  Course Content

Ultimate NumPy

##   Multidimensional Indexing

Now that you are able to access elements in 1D arrays, it’s time to learn indexing in higher dimensional arrays.

### 2D Arrays Indexing

Let’s first have a look at a 2D array example: This is a `2x3` array which means that it consists of `2` 1D arrays which lie along axis 0, and each of these 1D arrays have `3` elements which lie along axis 1.

The images below will clarify positive and negative indexing in 2D arrays:  As you can see, indexing along each of the axes is absolutely identical to indexing in 1D arrays.

### Accessing Elements in 2D Arrays

In 1D arrays we accessed its elements via specifying the index of this element in square brackets. If we did the same in 2D arrays, we would retrieve a 1D array at the specified index which actually may be exactly what we need.

In case we want to retrieve a particular element of an inner 1D array, however, we should specify an index of the 1D array (along axis 0) and the index of its element (along axis 1), e.g, `array[0, 1]`. We could also write `array` as we do with Python `list`, however it less efficient, since it performs the search twice for each index instead of once.

Note

Once again, if a specified index is out of bonds, then an `IndexError` is thrown, so be cautious of that.

Let’s have a look at an example:  ### 3D Arrays Indexing

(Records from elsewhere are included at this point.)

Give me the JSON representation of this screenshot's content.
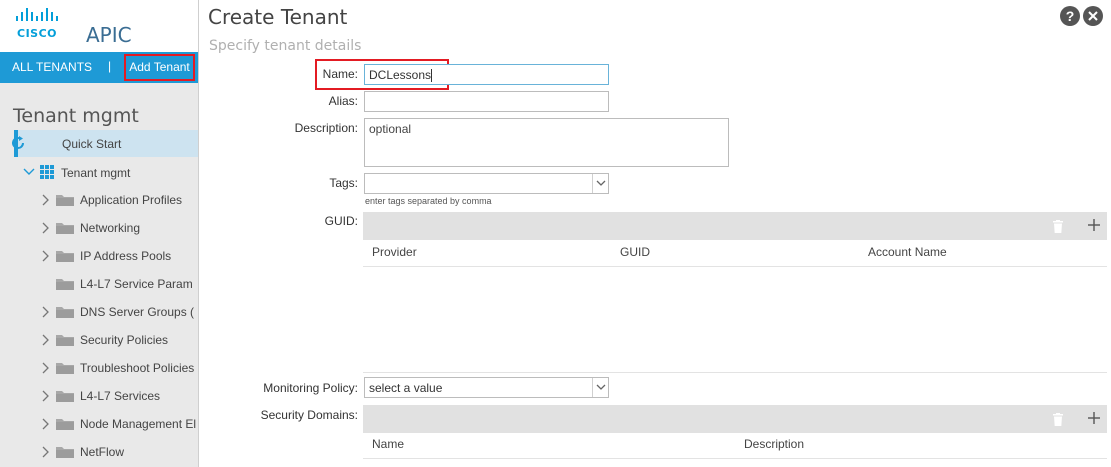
{
  "brand": {
    "logo_text": "CISCO",
    "app_name": "APIC"
  },
  "tenant_bar": {
    "all_tenants": "ALL TENANTS",
    "separator": "|",
    "add_tenant": "Add Tenant"
  },
  "sidebar": {
    "heading": "Tenant mgmt",
    "quick_start": "Quick Start",
    "tenant_node": "Tenant mgmt",
    "items": [
      {
        "label": "Application Profiles",
        "expandable": true
      },
      {
        "label": "Networking",
        "expandable": true
      },
      {
        "label": "IP Address Pools",
        "expandable": true
      },
      {
        "label": "L4-L7 Service Param",
        "expandable": false
      },
      {
        "label": "DNS Server Groups (",
        "expandable": true
      },
      {
        "label": "Security Policies",
        "expandable": true
      },
      {
        "label": "Troubleshoot Policies",
        "expandable": true
      },
      {
        "label": "L4-L7 Services",
        "expandable": true
      },
      {
        "label": "Node Management El",
        "expandable": true
      },
      {
        "label": "NetFlow",
        "expandable": true
      }
    ]
  },
  "form": {
    "title": "Create Tenant",
    "subtitle": "Specify tenant details",
    "help_icon": "?",
    "name": {
      "label": "Name:",
      "value": "DCLessons"
    },
    "alias": {
      "label": "Alias:",
      "value": ""
    },
    "description": {
      "label": "Description:",
      "placeholder": "optional"
    },
    "tags": {
      "label": "Tags:",
      "value": "",
      "hint": "enter tags separated by comma"
    },
    "guid": {
      "label": "GUID:",
      "columns": [
        "Provider",
        "GUID",
        "Account Name"
      ]
    },
    "monitoring_policy": {
      "label": "Monitoring Policy:",
      "placeholder": "select a value"
    },
    "security_domains": {
      "label": "Security Domains:",
      "columns": [
        "Name",
        "Description"
      ]
    }
  },
  "colors": {
    "accent": "#1e9ad6",
    "highlight": "#e31b23",
    "cisco_blue": "#049fd9"
  },
  "icons": [
    "cisco-logo",
    "quick-start-icon",
    "grid-icon",
    "folder-icon",
    "chevron-right-icon",
    "chevron-down-icon",
    "help-icon",
    "close-icon",
    "trash-icon",
    "plus-icon"
  ]
}
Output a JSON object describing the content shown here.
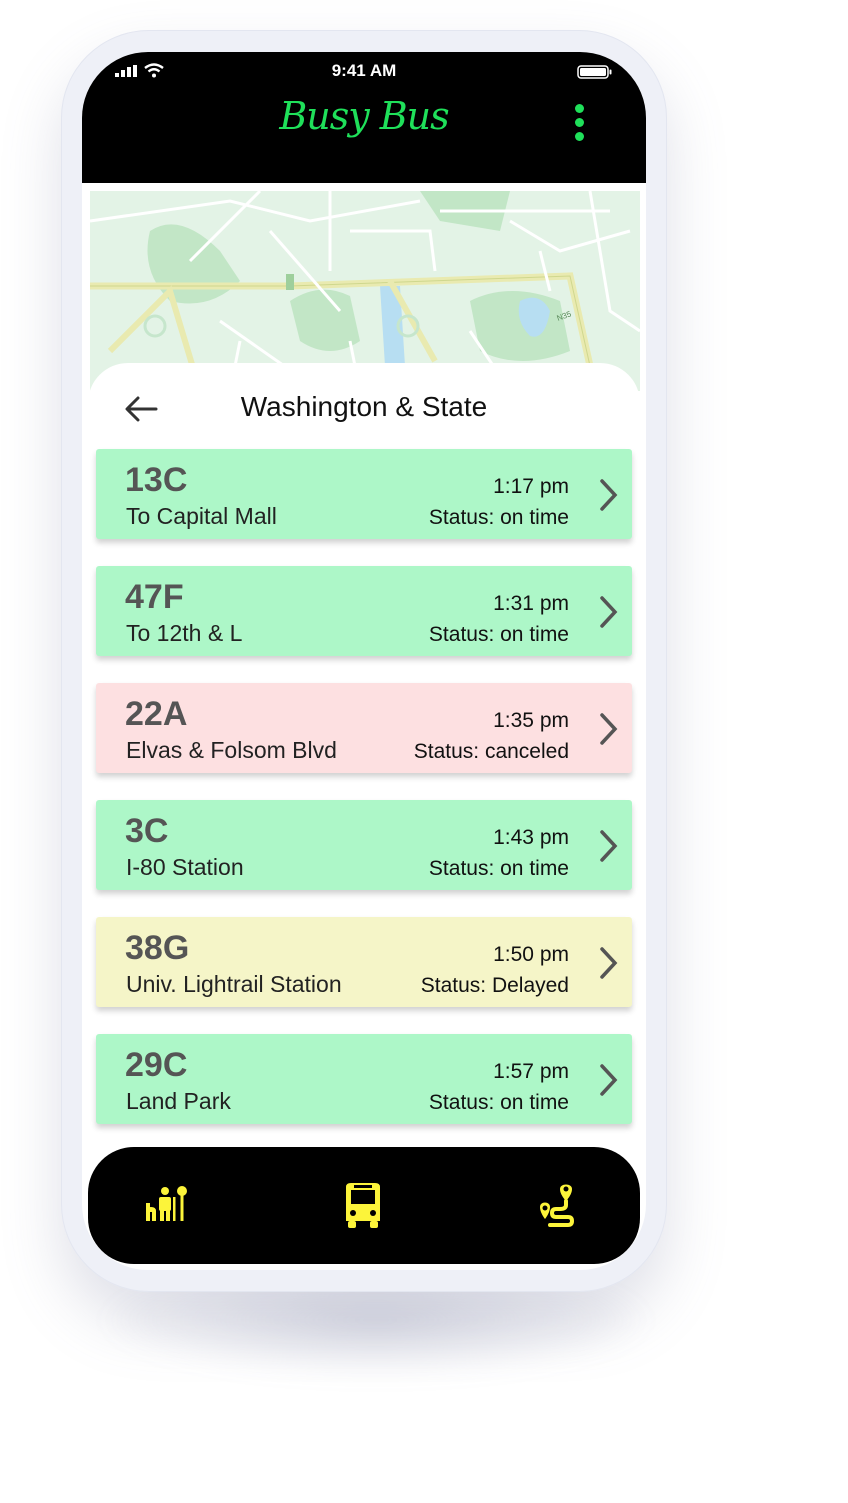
{
  "status_bar": {
    "time": "9:41 AM"
  },
  "app": {
    "title": "Busy Bus"
  },
  "stop": {
    "name": "Washington & State"
  },
  "map": {
    "labels": [
      "N35",
      "N35"
    ]
  },
  "buses": [
    {
      "route": "13C",
      "destination": "To Capital Mall",
      "time": "1:17 pm",
      "status": "Status: on time",
      "color": "#adf7c8"
    },
    {
      "route": "47F",
      "destination": "To 12th & L",
      "time": "1:31 pm",
      "status": "Status: on time",
      "color": "#adf7c8"
    },
    {
      "route": "22A",
      "destination": "Elvas & Folsom Blvd",
      "time": "1:35 pm",
      "status": "Status: canceled",
      "color": "#fde0e1"
    },
    {
      "route": "3C",
      "destination": "I-80 Station",
      "time": "1:43 pm",
      "status": "Status: on time",
      "color": "#adf7c8"
    },
    {
      "route": "38G",
      "destination": "Univ. Lightrail Station",
      "time": "1:50 pm",
      "status": "Status: Delayed",
      "color": "#f5f5c8"
    },
    {
      "route": "29C",
      "destination": "Land Park",
      "time": "1:57 pm",
      "status": "Status: on time",
      "color": "#adf7c8"
    }
  ],
  "nav": {
    "items": [
      {
        "icon": "bus-stop-icon"
      },
      {
        "icon": "bus-icon"
      },
      {
        "icon": "route-icon"
      }
    ],
    "icon_color": "#fcf43a"
  },
  "colors": {
    "accent": "#1fe05a",
    "header_bg": "#000000"
  }
}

Here is a 3D array example: This is a `3x3x3` array which means that it consists of 3 2D arrays which lie along axis 0, each of these 2D arrays consist of 3 1D arrays which lie along axis 1, and each of these 1D arrays have 3 elements lying along axis 2.

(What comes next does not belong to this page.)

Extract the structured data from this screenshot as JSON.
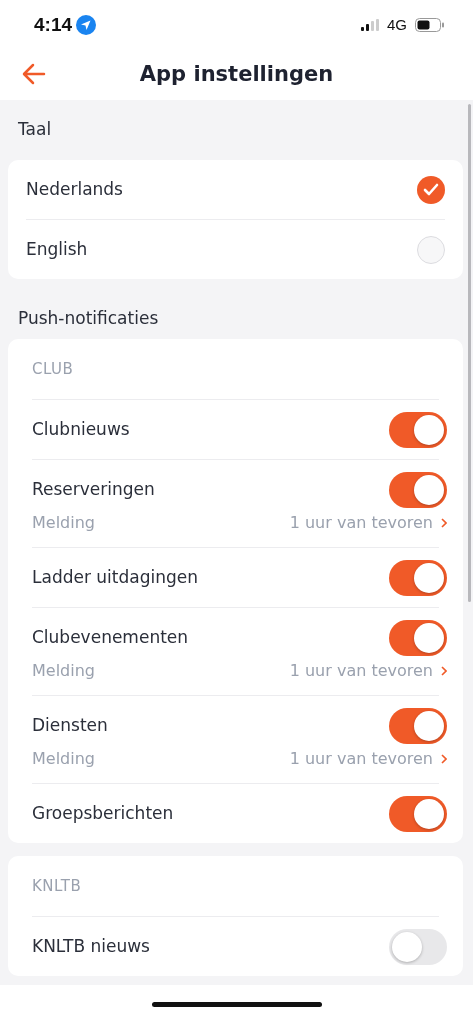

The images below will clarify positive and negative indexing in 3D arrays:  ### Accessing Elements in 3D Arrays

In order to access a 2D array you should specify a single index in the square brackets, e.g, `array`. If you want to access a 1D array you should specify two indices, e.g., `array[1, 0]`. In order to access a single element of a 1D array you should you use three indices, e.g., `array[1, 0, 0]`.

Here is an example:  1. Use only positive indices to retrieve the top left element of the `identity_matrix` and store the result in `first_diagonal_element`.
2. Use only positive indices to retrieve the second element of the second 1D array of the `identity_matrix` and store the result in `second_diagonal_element`.
3. Use only negative indices to retrieve the bottom right element of the `identity_matrix` and store the result in `third_diagonal_element`.